Easter Eggs Galore.
Naughty Dog know better than most what it is that they’ve done with their time. Many a past work gets a nod or two throughout Uncharted 4, and that’s all I can really say without spoiling it.
Uncharted is as Uncharted has always been.
Coming from me, a huge fan of Dynasty Warriors, this can be taken with a pinch of salt. It’s not that what Uncharted does is bad, but this is the fifth time we’ve been doing it. The law of diminishing returns is as strong as it’s ever been here, and I felt that “Oh…. this again” feeling more than once. It stands to reason that people that have eagerly awaited an Uncharted and don’t have to play hundreds of games between as I do won’t be as phased, and Naughty Dog have made improvements as the games have progressed, but for the most part it’s run around / jump to your death from a rope / have a poor encounter with enemies and repeat the process.
Archaic Third-Person Shooting.
This is my biggest issue with the entire franchise. For everything that Naughty Dog have improved upon, the third-person shooting feels like a relic from a by-gone era. The guns are just “meh”. The sights are weak. The handling often feels off to me. For all of the shooting games that have plagued our great nations for years, you’d think Uncharted would have absorbed some lessons, but alas, the shooting mechanics feel as they always have, and I’ve never liked them in Uncharted.
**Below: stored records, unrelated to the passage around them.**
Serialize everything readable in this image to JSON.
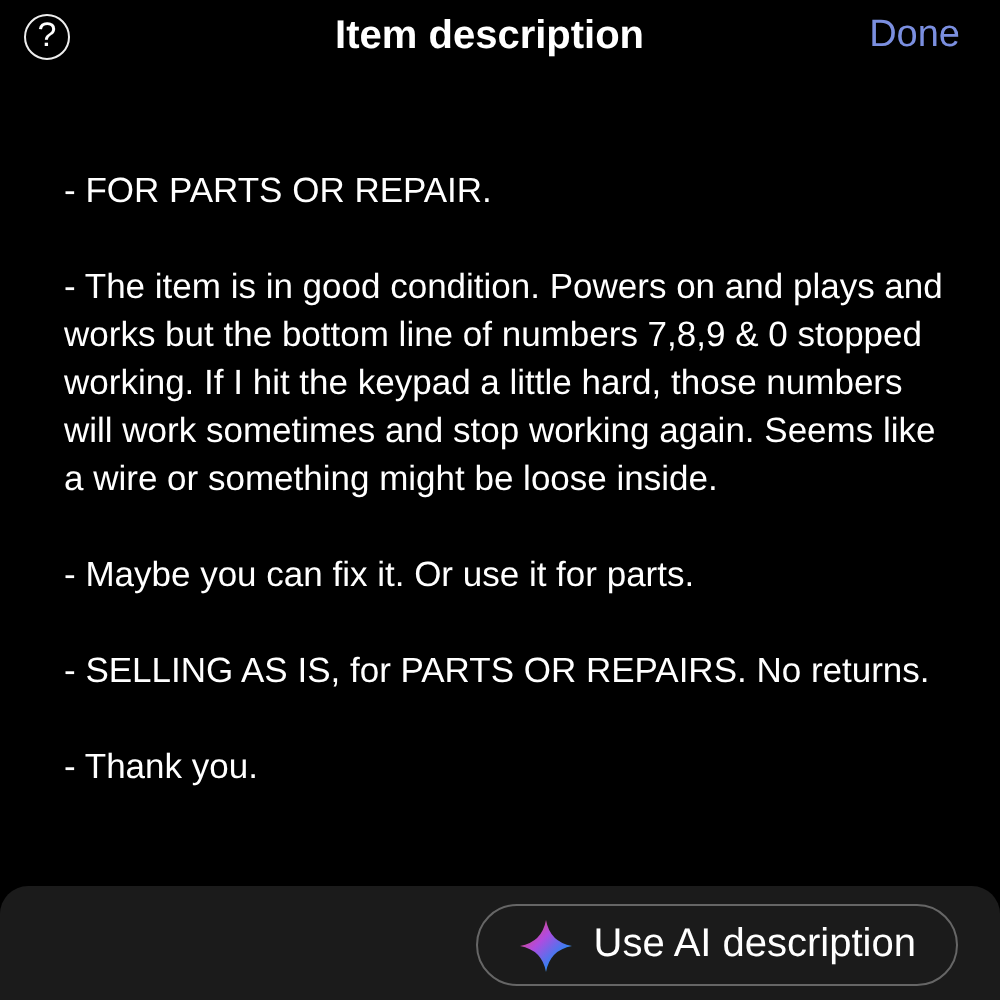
{
  "header": {
    "help_icon": "?",
    "title": "Item description",
    "done": "Done"
  },
  "description": {
    "paragraphs": [
      "- FOR PARTS OR REPAIR.",
      "- The item is in good condition. Powers on and plays and works but the bottom line of numbers 7,8,9 & 0 stopped working. If I hit the keypad a little hard, those numbers will work sometimes and stop working again. Seems like a wire or something might be loose inside.",
      "- Maybe you can fix it. Or use it for parts.",
      "- SELLING AS IS, for PARTS OR REPAIRS. No returns.",
      "- Thank you."
    ]
  },
  "ai_button": {
    "label": "Use AI description"
  }
}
I have always found myself playing Uncharted to reach the next bit of plot, and the shooting has always felt like an annoying obstacle to that.
The trademark Naughty Dog “Why don’t YOU control this cut-scene?” moment(s).
Gee-whizz Mister! You mean I can really walk slowly around this mansion looking at a million white books before finding the white book I’m actually looking for!? Thanks! Seriously though, it’s a Naughty Dog thing that you control these narrative-driven moments that could have been “relegated” to a straight-up cut-scene which, to me, would actually be a promotion. I couldn’t care less about walking around until the person that’s with me says something that triggers an advancement. Having these “controlled” moments that are essentially just an illusion of control only serves to take me out of the moment. They frustrate me. I’m gripped by the story already. Why not let me put that pad down and enjoy the moment more often? It’s just a personal gripe. I’m sure some of you loved putting on the Samurai helmet. Riveting. Truly.
And there you have it! It’s a reductive way of looking at the collective impressiveness of Uncharted 4 as a package, but let’s be realistic about this: as an actual game, from a gameplay perspective, Uncharted 4 doesn’t break new ground. Naughty Dog’s strengths appear to be tight narratives, eventful platforming and a high quality, polished final product. Nothing to sneeze at, but now I want them to move on. Though the cash cow of The Last of Us 2 can be heard mooing in the distance, I really hope that Naughty Dog does for the Playstation 4 what it did for the Playstation 3: provide us with a face for the product. Nathan Drake is great. I love his journey. Nolan North is a personal idol. That said, though I hope Nolan has many, many years ahead of him, I think it’s time we let the established franchises rest and see something truly new from a studio capable of making it happen.
Thank you for reading. Reach me @SpitfireDG.